Papcun’s work to create Literacy Design Collaborative (LDC) modules for elementary students is also contributing to the successful implementation of the Common Core for teachers in her district and across her state. Papcun, her school’s 4th grade team leader, says LDC has helped her colleagues better understand what the Common Core standards are asking of students.
“Initially teachers thought, ‘Main idea? This is the same. Compare and contrast? This is the same,’” Papcun says. But now they understand that in addition to grasping the main idea of a passage, students also need to identify how it’s supported by vocabulary, she says. They need to be able to explain why subheadings are important and provide evidence.
Papcun, who became certified by the National Board for Professional Teaching Standards shortly after earning her teaching license 10 years ago, first went to an LDC training session last year, where she was among a just handful of elementary teachers.
LDC, which has been more widely implemented in middle and high schools, is meant to help social studies and science teachers teach literacy skills related to the Common Core. LDC provides teachers with classroom-ready templates that they can customize with different texts, writing assignments, and assessments. Working over the Internet with a veteran elementary teacher and LDC coach from Pennsylvania, Papcun has now developed three LDC units. One is on Washington’s geographical regions. Another is a life science unit on animal adaptation.
In the new unit, “kids were learning about adaptation, but they were also learning about all the different types of texts you read in nonfiction,” Papcun explains in a video about her virtual training experience and the higher level of work she is seeing from her students.

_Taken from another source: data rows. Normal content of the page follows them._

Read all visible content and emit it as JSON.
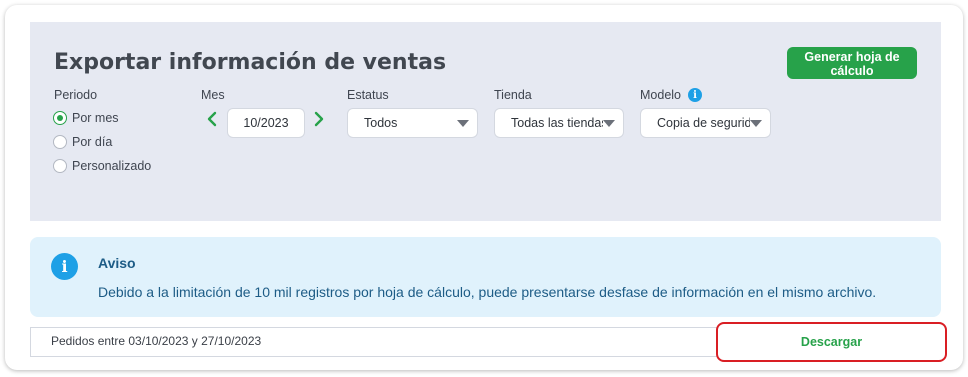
{
  "page": {
    "title": "Exportar información de ventas",
    "generate_button": "Generar hoja de cálculo"
  },
  "filters": {
    "period": {
      "label": "Periodo",
      "options": [
        {
          "label": "Por mes",
          "selected": true
        },
        {
          "label": "Por día",
          "selected": false
        },
        {
          "label": "Personalizado",
          "selected": false
        }
      ]
    },
    "month": {
      "label": "Mes",
      "value": "10/2023"
    },
    "status": {
      "label": "Estatus",
      "value": "Todos"
    },
    "store": {
      "label": "Tienda",
      "value": "Todas las tiendas"
    },
    "model": {
      "label": "Modelo",
      "value": "Copia de seguridad",
      "info_icon": "info-icon"
    }
  },
  "notice": {
    "title": "Aviso",
    "message": "Debido a la limitación de 10 mil registros por hoja de cálculo, puede presentarse desfase de información en el mismo archivo.",
    "icon": "info-icon"
  },
  "footer": {
    "range_text": "Pedidos entre 03/10/2023 y 27/10/2023",
    "download_button": "Descargar"
  },
  "colors": {
    "accent_green": "#27a24a",
    "panel_bg": "#e6e9f2",
    "notice_bg": "#e0f2fc",
    "info_blue": "#1ea0e6",
    "highlight_red": "#d91e24"
  }
}
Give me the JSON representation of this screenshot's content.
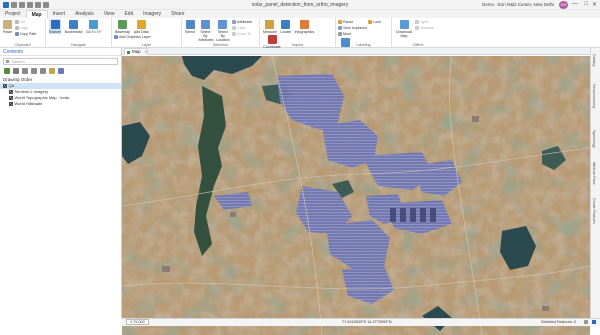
{
  "window": {
    "title": "solar_panel_detection_from_ortho_imagery",
    "account": "Demo - Esri R&D Center, New Delhi",
    "avatar": "DH",
    "minimize": "—",
    "maximize": "□",
    "close": "✕"
  },
  "ribbon_tabs": [
    {
      "label": "Project",
      "active": false
    },
    {
      "label": "Map",
      "active": true
    },
    {
      "label": "Insert",
      "active": false
    },
    {
      "label": "Analysis",
      "active": false
    },
    {
      "label": "View",
      "active": false
    },
    {
      "label": "Edit",
      "active": false
    },
    {
      "label": "Imagery",
      "active": false
    },
    {
      "label": "Share",
      "active": false
    }
  ],
  "ribbon": {
    "clipboard": {
      "label": "Clipboard",
      "paste": "Paste",
      "cut": "Cut",
      "copy": "Copy",
      "copy_path": "Copy Path"
    },
    "navigate": {
      "label": "Navigate",
      "explore": "Explore",
      "bookmarks": "Bookmarks",
      "go_to_xy": "Go To XY"
    },
    "layer": {
      "label": "Layer",
      "basemap": "Basemap",
      "add_data": "Add Data",
      "add_graphics_layer": "Add Graphics Layer"
    },
    "selection": {
      "label": "Selection",
      "select": "Select",
      "select_by_attributes": "Select By Attributes",
      "select_by_location": "Select By Location",
      "attributes": "Attributes",
      "clear": "Clear",
      "zoom_to": "Zoom To"
    },
    "inquiry": {
      "label": "Inquiry",
      "measure": "Measure",
      "locate": "Locate",
      "infographics": "Infographics",
      "coordinate_conversion": "Coordinate Conversion"
    },
    "labeling": {
      "label": "Labeling",
      "pause": "Pause",
      "lock": "Lock",
      "view_unplaced": "View Unplaced",
      "more": "More",
      "convert": "Convert"
    },
    "offline": {
      "label": "Offline",
      "download_map": "Download Map",
      "sync": "Sync",
      "remove": "Remove"
    }
  },
  "contents": {
    "title": "Contents",
    "search_placeholder": "Search",
    "drawing_order": "Drawing Order",
    "layers": [
      {
        "label": "QA",
        "level": 0,
        "checked": true,
        "selected": true
      },
      {
        "label": "Sentinel-2 Imagery",
        "level": 1,
        "checked": true,
        "selected": false
      },
      {
        "label": "World Topographic Map - India",
        "level": 1,
        "checked": true,
        "selected": false
      },
      {
        "label": "World Hillshade",
        "level": 1,
        "checked": true,
        "selected": false
      }
    ]
  },
  "map_view": {
    "tab_label": "Map",
    "scale": "1:75,000",
    "coordinates": "77.4915939°E 14.2779093°N",
    "selected_features": "Selected Features: 0"
  },
  "right_panes": [
    "Catalog",
    "Geoprocessing",
    "Symbology",
    "Attribute Pane",
    "Create Features"
  ],
  "colors": {
    "accent": "#2a6cc0",
    "selected_tab": "#ffffff",
    "tree_selection": "#cde3f7",
    "solar_panels": "#6f76b5",
    "water": "#2a4a50",
    "terrain": "#b89a74"
  }
}
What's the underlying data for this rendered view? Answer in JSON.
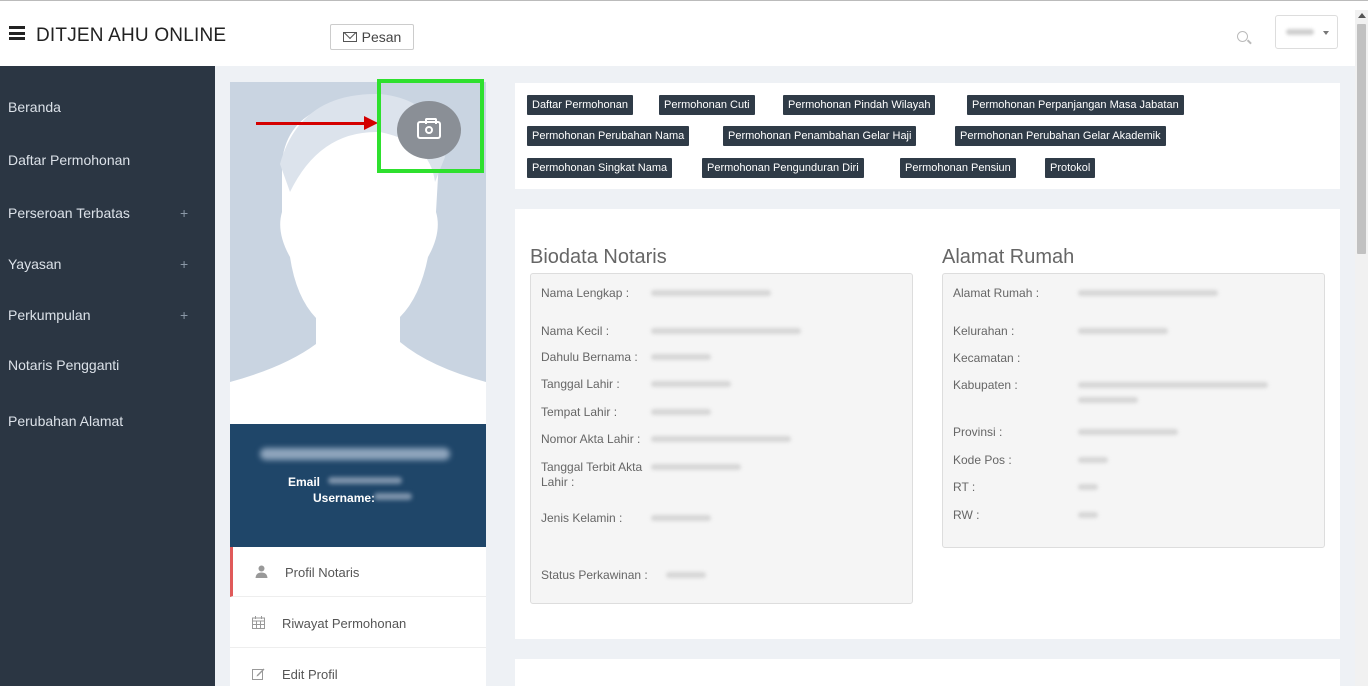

She also created a third unit on Washington state government, relating it to the student government structure in her classroom. Using their laptops, the students wrote essays and presented examples of what is allowed and not allowed under the First Amendment.
“I thought, the kids got it,” she says. “Oh my gosh, this is working.”